Sixth grader Brooklyn Drogsvold clicked away intently on her computer, the image of a sea turtle changing colors on the laptop screen in front of her.
“We’re making an animation to tell people about ocean pollution,” explained sixth grader Jackson Wind, who was working with Brooklyn on the project.
In classrooms across Lesher Middle School, other students were working on similar projects: Programming educational games, smartphone apps and animations as part the school’s Code-a-Thon, an all-day event focused on teaching students about computer programming. About 100 volunteers from OtterBox offered their assistance as students worked on their projects.
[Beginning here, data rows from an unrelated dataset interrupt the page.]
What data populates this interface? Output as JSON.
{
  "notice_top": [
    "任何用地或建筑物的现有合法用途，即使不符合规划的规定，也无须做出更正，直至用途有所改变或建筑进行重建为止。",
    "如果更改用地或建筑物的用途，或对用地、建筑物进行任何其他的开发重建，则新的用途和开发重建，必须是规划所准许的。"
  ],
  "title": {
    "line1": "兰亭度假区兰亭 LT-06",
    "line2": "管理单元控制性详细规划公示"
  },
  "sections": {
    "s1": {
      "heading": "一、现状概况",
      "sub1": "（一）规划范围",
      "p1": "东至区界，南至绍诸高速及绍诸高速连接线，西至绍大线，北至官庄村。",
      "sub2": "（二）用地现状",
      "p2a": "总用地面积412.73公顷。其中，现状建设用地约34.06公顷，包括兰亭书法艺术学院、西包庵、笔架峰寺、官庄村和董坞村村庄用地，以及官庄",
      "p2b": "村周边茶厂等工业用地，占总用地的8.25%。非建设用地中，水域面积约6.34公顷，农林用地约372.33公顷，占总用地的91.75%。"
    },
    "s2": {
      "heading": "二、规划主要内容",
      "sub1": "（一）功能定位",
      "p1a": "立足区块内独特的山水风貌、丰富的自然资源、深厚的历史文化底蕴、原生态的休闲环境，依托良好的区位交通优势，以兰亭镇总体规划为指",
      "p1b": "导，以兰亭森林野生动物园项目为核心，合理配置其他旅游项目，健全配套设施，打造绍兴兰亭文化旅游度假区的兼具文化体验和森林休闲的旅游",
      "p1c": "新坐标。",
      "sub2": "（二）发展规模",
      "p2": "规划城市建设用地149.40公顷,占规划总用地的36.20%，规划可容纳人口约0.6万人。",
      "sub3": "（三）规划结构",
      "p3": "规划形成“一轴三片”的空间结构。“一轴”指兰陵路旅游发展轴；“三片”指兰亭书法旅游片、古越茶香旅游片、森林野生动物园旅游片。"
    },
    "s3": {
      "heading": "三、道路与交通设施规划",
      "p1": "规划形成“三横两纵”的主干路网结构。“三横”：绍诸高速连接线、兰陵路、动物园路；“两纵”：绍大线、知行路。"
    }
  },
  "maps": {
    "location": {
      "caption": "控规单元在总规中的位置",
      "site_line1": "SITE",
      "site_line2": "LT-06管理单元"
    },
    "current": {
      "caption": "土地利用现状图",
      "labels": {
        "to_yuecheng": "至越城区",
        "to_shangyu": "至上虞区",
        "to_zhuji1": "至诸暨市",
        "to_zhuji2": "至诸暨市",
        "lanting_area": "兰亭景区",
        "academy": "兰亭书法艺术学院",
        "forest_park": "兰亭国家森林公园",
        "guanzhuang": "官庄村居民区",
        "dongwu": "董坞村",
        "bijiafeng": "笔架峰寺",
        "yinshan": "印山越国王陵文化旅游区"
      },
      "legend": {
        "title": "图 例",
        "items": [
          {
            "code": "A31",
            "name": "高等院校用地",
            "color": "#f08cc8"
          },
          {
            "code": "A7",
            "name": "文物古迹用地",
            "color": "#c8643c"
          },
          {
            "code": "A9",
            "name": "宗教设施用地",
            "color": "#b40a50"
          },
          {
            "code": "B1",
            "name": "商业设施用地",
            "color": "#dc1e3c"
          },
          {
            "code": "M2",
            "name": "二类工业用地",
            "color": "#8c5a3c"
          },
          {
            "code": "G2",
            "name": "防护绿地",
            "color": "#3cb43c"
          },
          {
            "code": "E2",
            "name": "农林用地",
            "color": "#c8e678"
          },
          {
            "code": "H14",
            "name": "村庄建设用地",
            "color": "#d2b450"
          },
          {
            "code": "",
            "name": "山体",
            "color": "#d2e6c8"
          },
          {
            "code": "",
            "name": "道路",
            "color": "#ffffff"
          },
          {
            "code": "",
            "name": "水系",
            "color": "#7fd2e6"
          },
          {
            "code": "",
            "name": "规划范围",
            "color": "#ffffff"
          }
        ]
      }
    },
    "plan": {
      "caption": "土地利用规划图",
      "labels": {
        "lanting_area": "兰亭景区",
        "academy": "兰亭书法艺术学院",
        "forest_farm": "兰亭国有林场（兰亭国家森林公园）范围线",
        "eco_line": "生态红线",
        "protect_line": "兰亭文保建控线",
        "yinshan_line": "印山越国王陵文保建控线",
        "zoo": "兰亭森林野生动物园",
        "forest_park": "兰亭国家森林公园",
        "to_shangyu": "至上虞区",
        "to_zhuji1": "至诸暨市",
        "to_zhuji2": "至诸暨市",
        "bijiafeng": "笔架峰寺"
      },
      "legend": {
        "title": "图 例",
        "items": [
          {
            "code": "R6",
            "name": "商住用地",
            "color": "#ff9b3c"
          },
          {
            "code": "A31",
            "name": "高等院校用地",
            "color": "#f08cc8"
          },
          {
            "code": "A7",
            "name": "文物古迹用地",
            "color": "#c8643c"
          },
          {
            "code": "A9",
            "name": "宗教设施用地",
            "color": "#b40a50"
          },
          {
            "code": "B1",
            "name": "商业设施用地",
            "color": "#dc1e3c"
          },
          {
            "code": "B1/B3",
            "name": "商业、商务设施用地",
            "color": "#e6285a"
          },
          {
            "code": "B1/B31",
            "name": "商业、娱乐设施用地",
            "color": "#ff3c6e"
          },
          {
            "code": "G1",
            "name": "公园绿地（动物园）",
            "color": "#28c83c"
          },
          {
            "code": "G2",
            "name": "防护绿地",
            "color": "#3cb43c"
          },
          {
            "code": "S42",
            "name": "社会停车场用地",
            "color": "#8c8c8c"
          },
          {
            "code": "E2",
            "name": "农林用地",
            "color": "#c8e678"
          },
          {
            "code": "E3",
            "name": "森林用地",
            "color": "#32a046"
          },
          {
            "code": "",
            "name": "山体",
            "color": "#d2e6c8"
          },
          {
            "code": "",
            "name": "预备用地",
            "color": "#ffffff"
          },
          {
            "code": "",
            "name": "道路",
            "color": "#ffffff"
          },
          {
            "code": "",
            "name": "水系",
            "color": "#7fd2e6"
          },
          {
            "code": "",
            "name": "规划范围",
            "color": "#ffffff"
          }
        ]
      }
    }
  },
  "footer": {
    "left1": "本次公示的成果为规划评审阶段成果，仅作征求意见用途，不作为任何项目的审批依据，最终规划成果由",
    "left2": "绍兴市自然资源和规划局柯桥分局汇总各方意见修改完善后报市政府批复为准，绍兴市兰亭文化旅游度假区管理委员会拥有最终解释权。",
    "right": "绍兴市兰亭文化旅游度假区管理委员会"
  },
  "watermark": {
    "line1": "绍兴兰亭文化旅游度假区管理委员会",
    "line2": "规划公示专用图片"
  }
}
Students could direct their own project and decide what they wanted to work on so long as it fell under the broad umbrella of sustainability.
Lesher teacher Becky Knips, who spearheaded the event, said that focusing the projects around a positive cause helped kids get excited, even if they hadn’t ever coded before.
“Framing it in a sustainability light helps them really put that passion to work,” she said.
Beyond developing specific technical skills, the projects helped students work through problems and practice collaborating with one another. Some students who didn’t have much coding experience before the Code-a-Thon wanted to learn more.
“I think it’s cool that there are so many different coding languages,” Brooklyn said. “You can do so much with it.”